Before the vote, President Trump signed the Religious Freedom Bill. He said his administration wouldn’t allow people of faith to be targeted, bullied, silenced or discriminated against again. Was his outrage over oppression genuine? Or, is it reserved for people who shared the same income, values or political views?

Of course, the executive order the President signed relaxes the tax rules for religious organizations and the rules regarding punishing them for participating in political campaigns. Conservatives hope this will mean more money in their pockets and speaking opportunities. Meantime, the AHCA  they support will take more money from the working poor, elderly and chronically ill Americans. Aren’t the people affected by the ACHA the same ones religious leaders should be striving to protect and help?

The ACHA will also defund Planned Parenthood, removing medical care options. Conservatives see this as a victory for family values and the right to life movement. But, who will care for sick children born to parents without healthcare? What kind of quality of life will they have without proper medical attention?

I can only assume the President has decided the sick will survive on faith if the AHCA passes in the Senate. Or, perhaps his administration is sending message that discrimination against the sick is okay if it’s good for his political clout.

#ACA #obamcare #healthcare #ACHA #trump #PresidentTrump #sick #discrimination #ChronicIllness #Autoimmunedisease #PlannedParenthood #ReligiousFreedom #ChronicPain #igg4

Why Does Congress Think It’s Okay That I Die?

Standard
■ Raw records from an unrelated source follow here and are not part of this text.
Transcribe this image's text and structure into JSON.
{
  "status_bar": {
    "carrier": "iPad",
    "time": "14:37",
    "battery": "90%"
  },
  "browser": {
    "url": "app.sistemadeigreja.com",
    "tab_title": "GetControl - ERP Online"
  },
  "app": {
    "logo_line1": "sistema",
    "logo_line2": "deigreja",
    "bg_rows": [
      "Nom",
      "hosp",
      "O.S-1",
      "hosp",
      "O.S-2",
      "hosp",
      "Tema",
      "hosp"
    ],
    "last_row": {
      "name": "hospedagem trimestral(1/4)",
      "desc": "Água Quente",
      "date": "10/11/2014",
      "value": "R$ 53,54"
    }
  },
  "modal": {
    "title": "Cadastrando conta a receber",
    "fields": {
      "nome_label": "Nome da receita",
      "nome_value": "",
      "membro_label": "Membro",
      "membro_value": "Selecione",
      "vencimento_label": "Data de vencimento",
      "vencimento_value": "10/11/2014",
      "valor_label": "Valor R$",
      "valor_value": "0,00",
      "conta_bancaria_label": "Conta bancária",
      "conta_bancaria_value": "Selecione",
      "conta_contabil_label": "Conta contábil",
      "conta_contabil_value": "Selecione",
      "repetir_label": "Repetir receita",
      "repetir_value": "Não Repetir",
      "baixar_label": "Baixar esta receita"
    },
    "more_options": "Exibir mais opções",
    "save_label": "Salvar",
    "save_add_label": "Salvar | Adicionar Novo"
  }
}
I may only have two days left before I am handed a death sentence. House Speaker Paul Ryan and President Trump are pushing a new healthcare bill that would lead to my death or bankruptcy. You see, I have a pre-existing condition. Without the protections from the Affordable Care Act, buying, obtaining or keeping health insurance will, once again, be nearly impossible for me. Why don’t I deserve the opportunity to fight for my life?

I’m not, nor have I ever, looked for others to pay my medical bills. In fact, in the last 14 years I’ve paid $168,000 out of pocket for my care; not to mention the lost wages from my job. Yet, I’ve held down a full-time job, paid my taxes and voted in elections. I’ve been a good American. Why should I, as a taxpayer, have to fight for medical coverage when it is given to the people who represent us in Congress?

I am being asked to choose between keeping myself alive or losing everything I’ve worked hard to maintain because I was born with a condition that has no cure. Why is my life so disposable? How can confessional leaders vote in favor of a plan that endangers their most vulnerable constituents?

I’m not sure whether those who are determined to repeal and replaced so-called Obamcare believe this is the right thing to do for all Americans. I think they’re using this measure to settle a political score. Should human life  be treated like a political pawn or the previous gift that it is? Why Is no one considering my right to life?

I certain don’t believe those who penned the constitution, which guarantees the right to life, liberty and the pursuit of happiness, believed these rights were solely dependent on wealth. Clearly, our confessional leaders do. Without guarantees for pre-existing conditions will only the wealthy will survive medical trials? Is that the America they really want?

#paulryan #obamacare #Kimmel #Trump #PresidentTrump #Congress #ACA #ChronicIllness #AutoImmuneDisease #Igg4 #ChronicPain  #RightToLife #Healthcare